(App and web page records)
################
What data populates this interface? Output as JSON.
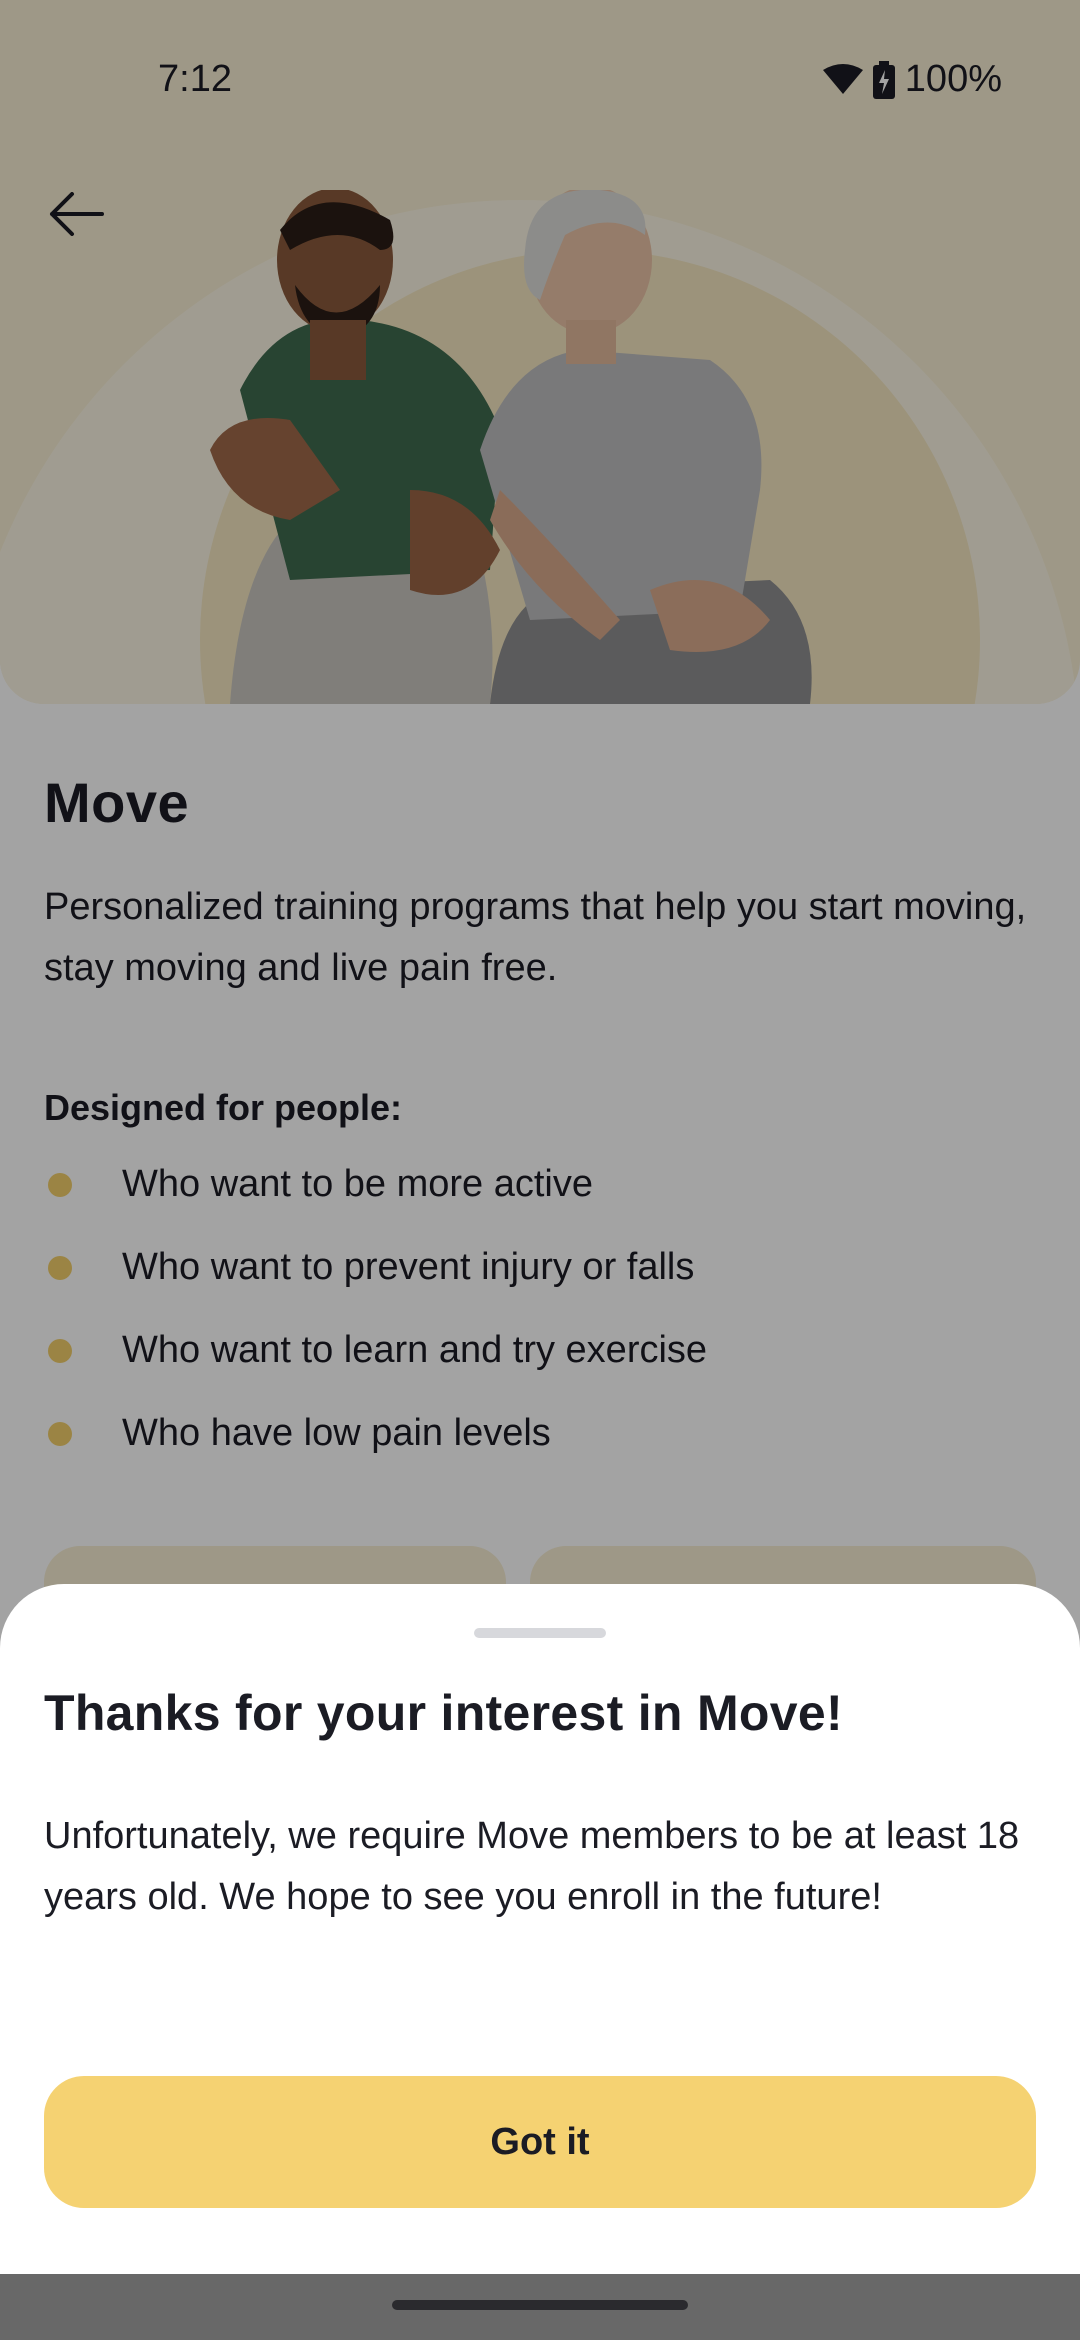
{
  "status_bar": {
    "time": "7:12",
    "battery": "100%",
    "icons": [
      "wifi-icon",
      "battery-charging-icon"
    ]
  },
  "header": {
    "back_icon": "arrow-left-icon"
  },
  "program": {
    "title": "Move",
    "description": "Personalized training programs that help you start moving, stay moving and live pain free.",
    "designed_heading": "Designed for people:",
    "bullets": [
      "Who want to be more active",
      "Who want to prevent injury or falls",
      "Who want to learn and try exercise",
      "Who have low pain levels"
    ]
  },
  "sheet": {
    "title": "Thanks for your interest in Move!",
    "body": "Unfortunately, we require Move members to be at least 18 years old. We hope to see you enroll in the future!",
    "button_label": "Got it"
  },
  "colors": {
    "accent": "#f5d272",
    "hero_bg": "#f7eed3",
    "bullet_dot": "#f2cf6b",
    "text": "#1b1c24"
  }
}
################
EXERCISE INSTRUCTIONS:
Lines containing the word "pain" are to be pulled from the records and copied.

WRITTEN ANSWER:
    "description": "Personalized training programs that help you start moving, stay moving and live pain free.",
      "Who have low pain levels"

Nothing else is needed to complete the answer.